In my time at tech companies, I met guys who started writing code in their basements in the ’70s who wound up with master’s degrees because they had to get them to keep up. Every single boss I ever had was in graduate school because otherwise he’d never keep his job. You run into this all the time in corporate America; guys who just wind up with degrees because they need them.
So, basically, you might as well get it out of the way; going to college full-time is way more fun than night school.
The Scare Stories Don’t Understand What Employers Are Looking For

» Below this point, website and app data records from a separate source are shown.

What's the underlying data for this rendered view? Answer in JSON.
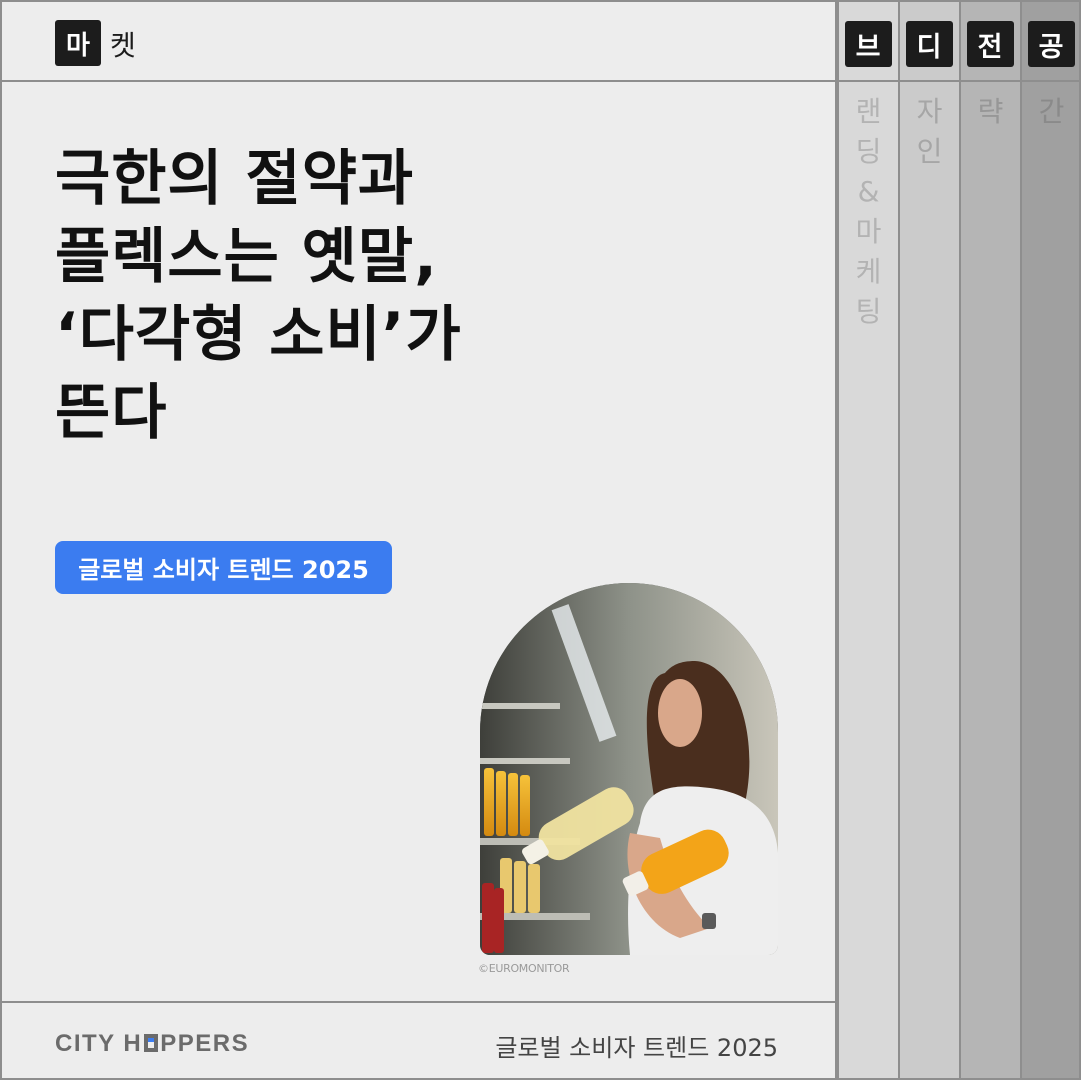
{
  "header": {
    "category_key": "마",
    "category_rest": "켓"
  },
  "columns": [
    {
      "key": "브",
      "text": [
        "랜",
        "딩",
        "&",
        "마",
        "케",
        "팅"
      ]
    },
    {
      "key": "디",
      "text": [
        "자",
        "인"
      ]
    },
    {
      "key": "전",
      "text": [
        "략"
      ]
    },
    {
      "key": "공",
      "text": [
        "간"
      ]
    }
  ],
  "headline": {
    "lines": [
      "극한의 절약과",
      "플렉스는 옛말,",
      "‘다각형 소비’가",
      "뜬다"
    ]
  },
  "tag": "글로벌 소비자 트렌드 2025",
  "photo": {
    "credit": "©EUROMONITOR"
  },
  "footer": {
    "brand_left": "CITY H",
    "brand_right": "PPERS",
    "text": "글로벌 소비자 트렌드 2025"
  },
  "colors": {
    "accent": "#3b7cf0",
    "dark": "#1c1c1c",
    "background": "#ededed",
    "border": "#8e8e8e"
  }
}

This is every “college debt will destroy your life” scare story ever written: It opens with somebody who gets a hugely expensive degree in some worthless discipline, like theatre (I know what I’m talking about: I have a theatre degree), and now they’re stuck paying off six figures of debt while working as a waiter or a janitor or a jizz mopper or some other gig the solidly middle-class audience of the piece associates with the poor and Mexicans. They’ll follow it up with a story about somebody who spent upper five figures on a degree and has a “good job,” but, gasp, can’t afford a house because their student loans cost so much, giving it a little frisson of “It could happen to yoooo-oooooou!”. It’ll end with some former professor with a chip on his shoulder stating that higher education is a scam and unnecessary, probably citing some academic analysis he’s intentionally misrepresenting to sell his new book, now in stores. Everybody involved goes to “name brand” schools that you’ve heard of and make people ooh and aah.

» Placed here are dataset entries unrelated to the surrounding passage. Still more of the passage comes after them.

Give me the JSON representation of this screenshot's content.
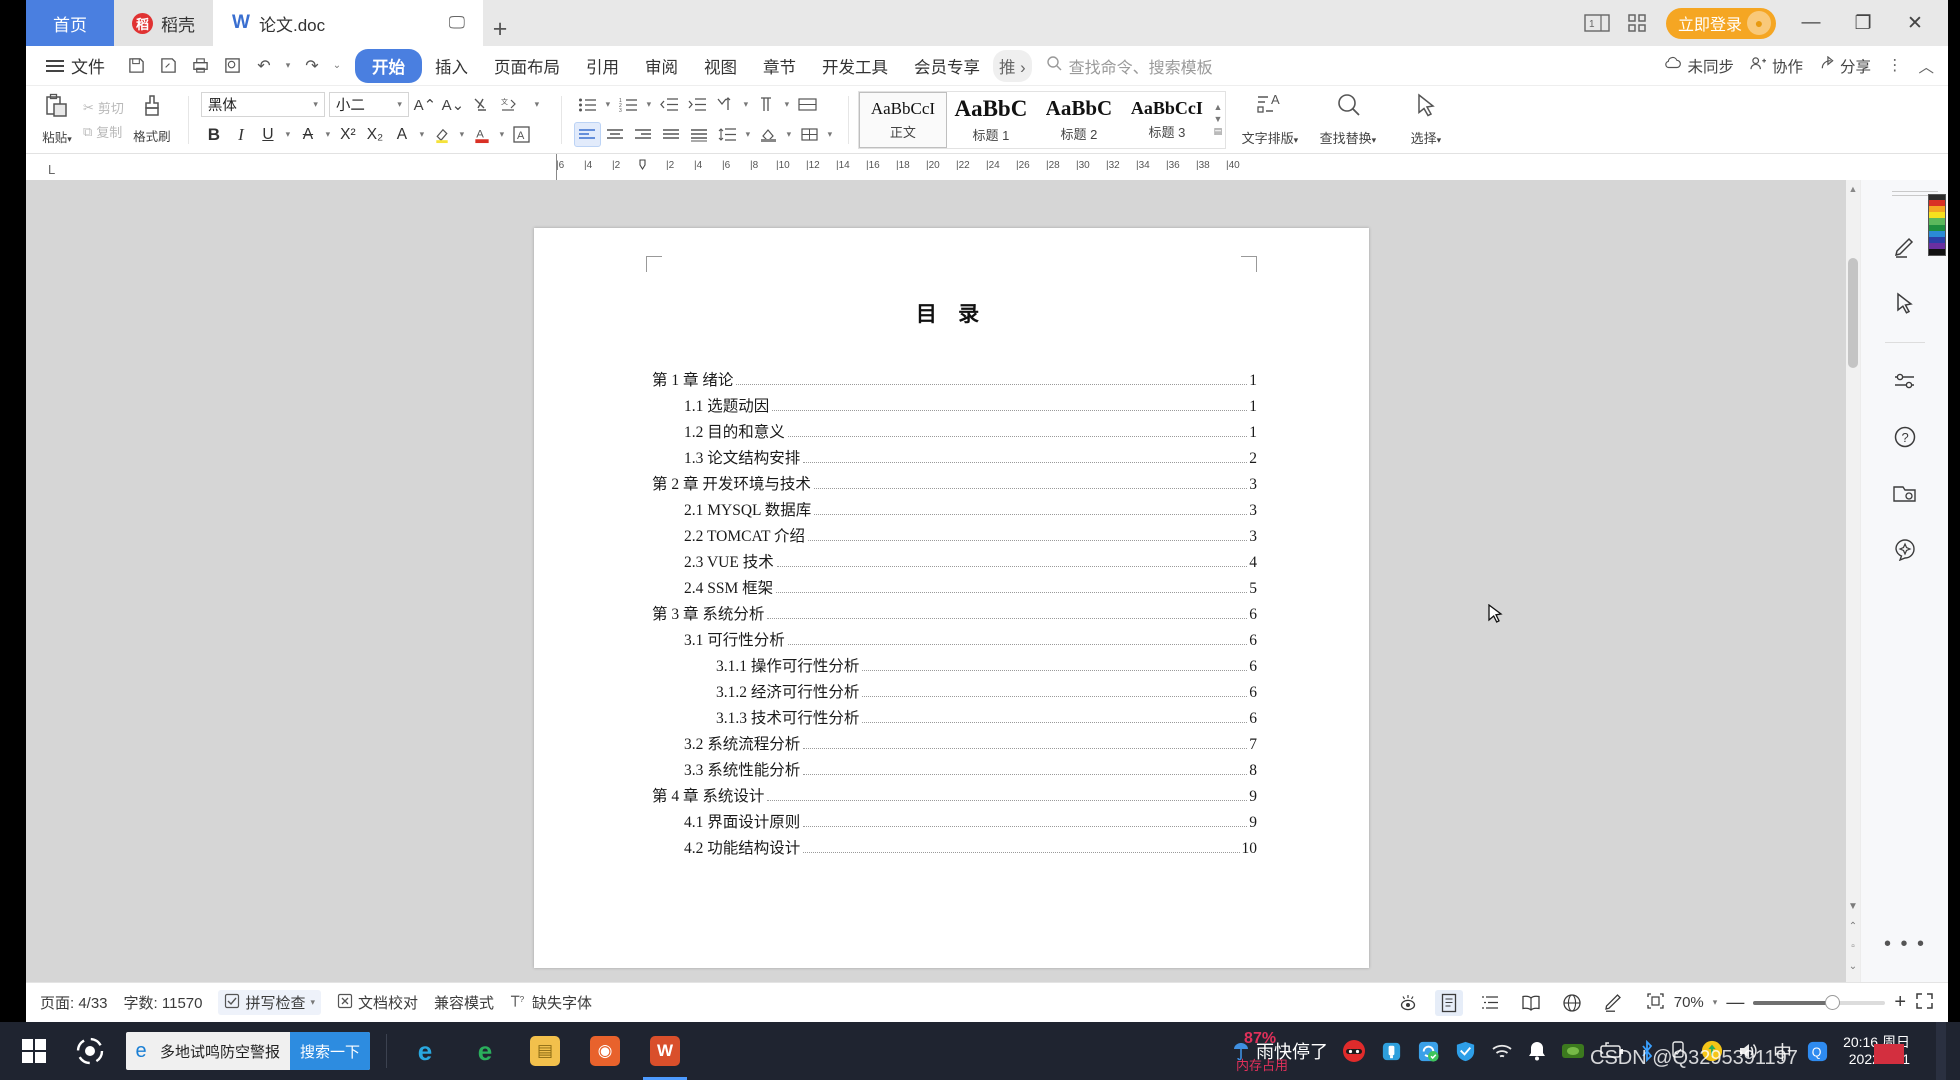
{
  "window": {
    "tabs": [
      {
        "label": "首页",
        "icon": "home-icon",
        "state": "home"
      },
      {
        "label": "稻壳",
        "icon": "docer-icon",
        "state": "normal"
      },
      {
        "label": "论文.doc",
        "icon": "word-doc-icon",
        "state": "active"
      }
    ],
    "tab_actions": {
      "screen_icon": "monitor-icon",
      "new_tab": "+"
    },
    "right_controls": {
      "page_view_icon": "page-view-icon",
      "grid_icon": "grid-apps-icon",
      "login_label": "立即登录",
      "minimize": "—",
      "maximize": "❐",
      "close": "✕"
    }
  },
  "menubar": {
    "file_label": "文件",
    "quick_access": [
      "save-icon",
      "save-as-icon",
      "print-icon",
      "print-preview-icon",
      "undo-icon",
      "redo-icon",
      "customize-qat-icon"
    ],
    "tabs": [
      {
        "label": "开始",
        "selected": true
      },
      {
        "label": "插入",
        "selected": false
      },
      {
        "label": "页面布局",
        "selected": false
      },
      {
        "label": "引用",
        "selected": false
      },
      {
        "label": "审阅",
        "selected": false
      },
      {
        "label": "视图",
        "selected": false
      },
      {
        "label": "章节",
        "selected": false
      },
      {
        "label": "开发工具",
        "selected": false
      },
      {
        "label": "会员专享",
        "selected": false
      },
      {
        "label": "推",
        "selected": false
      }
    ],
    "more_arrow": "›",
    "search_placeholder": "查找命令、搜索模板",
    "right": [
      {
        "label": "未同步",
        "icon": "cloud-sync-icon"
      },
      {
        "label": "协作",
        "icon": "collaborate-icon"
      },
      {
        "label": "分享",
        "icon": "share-icon"
      }
    ],
    "overflow": "⋮",
    "collapse": "︿"
  },
  "ribbon": {
    "clipboard": {
      "paste_label": "粘贴",
      "paste_icon": "paste-icon",
      "cut_label": "剪切",
      "cut_icon": "scissors-icon",
      "copy_label": "复制",
      "copy_icon": "copy-icon",
      "format_painter_label": "格式刷",
      "format_painter_icon": "format-painter-icon"
    },
    "font": {
      "family_value": "黑体",
      "size_value": "小二",
      "grow_icon": "A+",
      "shrink_icon": "A-",
      "clear_format_icon": "clear-format-icon",
      "pinyin_icon": "pinyin-guide-icon",
      "bold": "B",
      "italic": "I",
      "underline": "U",
      "strikethrough": "A",
      "superscript": "X²",
      "subscript": "X₂",
      "char_border_icon": "char-border-icon",
      "highlight_icon": "highlight-color-icon",
      "font_color_icon": "font-color-icon",
      "text_effect_icon": "text-effect-icon"
    },
    "paragraph": {
      "bullets_icon": "bullet-list-icon",
      "numbering_icon": "numbered-list-icon",
      "decrease_indent_icon": "decrease-indent-icon",
      "increase_indent_icon": "increase-indent-icon",
      "sort_icon": "sort-icon",
      "show_marks_icon": "show-formatting-marks-icon",
      "align_left_icon": "align-left-icon",
      "align_center_icon": "align-center-icon",
      "align_right_icon": "align-right-icon",
      "justify_icon": "justify-icon",
      "distribute_icon": "distribute-icon",
      "line_spacing_icon": "line-spacing-icon",
      "shading_icon": "shading-icon",
      "borders_icon": "borders-icon"
    },
    "styles": [
      {
        "preview": "AaBbCcI",
        "name": "正文",
        "selected": true,
        "size": 17,
        "weight": "normal"
      },
      {
        "preview": "AaBbC",
        "name": "标题 1",
        "selected": false,
        "size": 23,
        "weight": "bold"
      },
      {
        "preview": "AaBbC",
        "name": "标题 2",
        "selected": false,
        "size": 21,
        "weight": "bold"
      },
      {
        "preview": "AaBbCcI",
        "name": "标题 3",
        "selected": false,
        "size": 18,
        "weight": "bold"
      }
    ],
    "tools": [
      {
        "label": "文字排版",
        "icon": "text-layout-icon",
        "caret": true
      },
      {
        "label": "查找替换",
        "icon": "find-replace-icon",
        "caret": true
      },
      {
        "label": "选择",
        "icon": "select-cursor-icon",
        "caret": true
      }
    ]
  },
  "ruler": {
    "marks": [
      "6",
      "4",
      "2",
      "2",
      "4",
      "6",
      "8",
      "10",
      "12",
      "14",
      "16",
      "18",
      "20",
      "22",
      "24",
      "26",
      "28",
      "30",
      "32",
      "34",
      "36",
      "38",
      "40"
    ],
    "corner_label": "L"
  },
  "document": {
    "title": "目  录",
    "toc": [
      {
        "level": 1,
        "text": "第 1 章 绪论",
        "page": "1"
      },
      {
        "level": 2,
        "text": "1.1 选题动因",
        "page": "1"
      },
      {
        "level": 2,
        "text": "1.2 目的和意义",
        "page": "1"
      },
      {
        "level": 2,
        "text": "1.3 论文结构安排",
        "page": "2"
      },
      {
        "level": 1,
        "text": "第 2 章 开发环境与技术",
        "page": "3"
      },
      {
        "level": 2,
        "text": "2.1 MYSQL 数据库",
        "page": "3"
      },
      {
        "level": 2,
        "text": "2.2 TOMCAT 介绍",
        "page": "3"
      },
      {
        "level": 2,
        "text": "2.3 VUE 技术",
        "page": "4"
      },
      {
        "level": 2,
        "text": "2.4 SSM 框架",
        "page": "5"
      },
      {
        "level": 1,
        "text": "第 3 章 系统分析",
        "page": "6"
      },
      {
        "level": 2,
        "text": "3.1 可行性分析",
        "page": "6"
      },
      {
        "level": 3,
        "text": "3.1.1 操作可行性分析",
        "page": "6"
      },
      {
        "level": 3,
        "text": "3.1.2 经济可行性分析",
        "page": "6"
      },
      {
        "level": 3,
        "text": "3.1.3 技术可行性分析",
        "page": "6"
      },
      {
        "level": 2,
        "text": "3.2 系统流程分析",
        "page": "7"
      },
      {
        "level": 2,
        "text": "3.3 系统性能分析",
        "page": "8"
      },
      {
        "level": 1,
        "text": "第 4 章 系统设计",
        "page": "9"
      },
      {
        "level": 2,
        "text": "4.1 界面设计原则",
        "page": "9"
      },
      {
        "level": 2,
        "text": "4.2 功能结构设计",
        "page": "10"
      }
    ]
  },
  "right_rail": {
    "icons": [
      {
        "name": "pen-highlight-icon"
      },
      {
        "name": "cursor-select-icon"
      },
      {
        "name": "settings-sliders-icon"
      },
      {
        "name": "help-question-icon"
      },
      {
        "name": "ocr-scan-icon"
      },
      {
        "name": "ai-spark-icon"
      }
    ],
    "more": "• • •"
  },
  "statusbar": {
    "page_label": "页面: 4/33",
    "word_count_label": "字数: 11570",
    "spellcheck_label": "拼写检查",
    "spellcheck_icon": "spellcheck-icon",
    "proofread_label": "文档校对",
    "proofread_icon": "proofread-icon",
    "compat_label": "兼容模式",
    "missing_font_label": "缺失字体",
    "missing_font_icon": "missing-font-icon",
    "view_icons": [
      {
        "name": "eye-protect-icon",
        "active": false
      },
      {
        "name": "page-view-icon",
        "active": true
      },
      {
        "name": "outline-view-icon",
        "active": false
      },
      {
        "name": "reading-view-icon",
        "active": false
      },
      {
        "name": "web-view-icon",
        "active": false
      },
      {
        "name": "annotate-icon",
        "active": false
      }
    ],
    "fit_icon": "fit-page-icon",
    "zoom_value": "70%",
    "zoom_out": "—",
    "zoom_in": "+",
    "fullscreen_icon": "fullscreen-icon"
  },
  "taskbar": {
    "start_icon": "windows-start-icon",
    "cortana_icon": "cortana-icon",
    "search": {
      "engine_icon": "ie-browser-icon",
      "text": "多地试鸣防空警报",
      "button_label": "搜索一下"
    },
    "apps": [
      {
        "name": "edge-icon",
        "label": "e",
        "color": "#1a7fd4",
        "active": false
      },
      {
        "name": "browser-360-icon",
        "label": "e",
        "color": "#2aaf5c",
        "active": false
      },
      {
        "name": "folder-explorer-icon",
        "label": "▤",
        "color": "#f2c04c",
        "active": false
      },
      {
        "name": "firefox-icon",
        "label": "◉",
        "color": "#e8622c",
        "active": false
      },
      {
        "name": "wps-writer-icon",
        "label": "W",
        "color": "#d94f2b",
        "active": true
      }
    ],
    "weather": {
      "text": "雨快停了",
      "icon": "umbrella-icon",
      "memory_percent": "87%",
      "memory_label": "内存占用"
    },
    "tray_icons": [
      {
        "name": "security-ninja-icon"
      },
      {
        "name": "usb-drive-icon"
      },
      {
        "name": "sync-check-icon"
      },
      {
        "name": "tencent-shield-icon"
      },
      {
        "name": "wifi-icon"
      },
      {
        "name": "notification-bell-icon"
      },
      {
        "name": "nvidia-icon"
      },
      {
        "name": "battery-icon"
      },
      {
        "name": "bluetooth-icon"
      },
      {
        "name": "eject-usb-icon"
      },
      {
        "name": "wechat-pay-icon"
      },
      {
        "name": "volume-icon"
      },
      {
        "name": "ime-chinese-icon"
      },
      {
        "name": "qq-icon"
      }
    ],
    "clock": {
      "time": "20:16 周日",
      "date": "2022/9/11"
    },
    "watermark": "CSDN @Q3295391197",
    "show_desktop": "show-desktop-button"
  }
}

All of the above leaves out one very important piece of information: 99% of employers don’t really care where you get your degree as long as you have one and any place that values where your degree is from over your actual ability is not a place you want to work for anyway. Sure, having Harvard on your resume is impressive, but for most jobs, they don’t care if you went to Podunk State. They don’t care what you majored in, either, especially since the guy interviewing you probably majored in something that has nothing to do with his job, either. They care that you have the degree and did well on the interview.
That’s really a key piece of information. Your average state college education runs you between $28,000 to $70,000 a year, which isn’t chump change but after grants and scholarships is pretty manageable. Your average public college student walks out $20,000 in hock, which over fifteen years plus interest works out to about $2000 a year, max. Plus, your interest is tax deductible, so you can plow that right back into your loan, meaning you might have it paid off before you turn forty.
The real moral of the story isn’t “college debt will kill you,” it’s “think about what you’re doing before you spend six figures on an Ivy League degree before saying ‘Oooh, shiny!’” Or maybe “going to college doesn’t mean you won’t act like a total idiot.”
Either way, yes, a college degree is worth your time and money. But it’s like anything else: you have to not be stupid for it to be worth anything in the first place.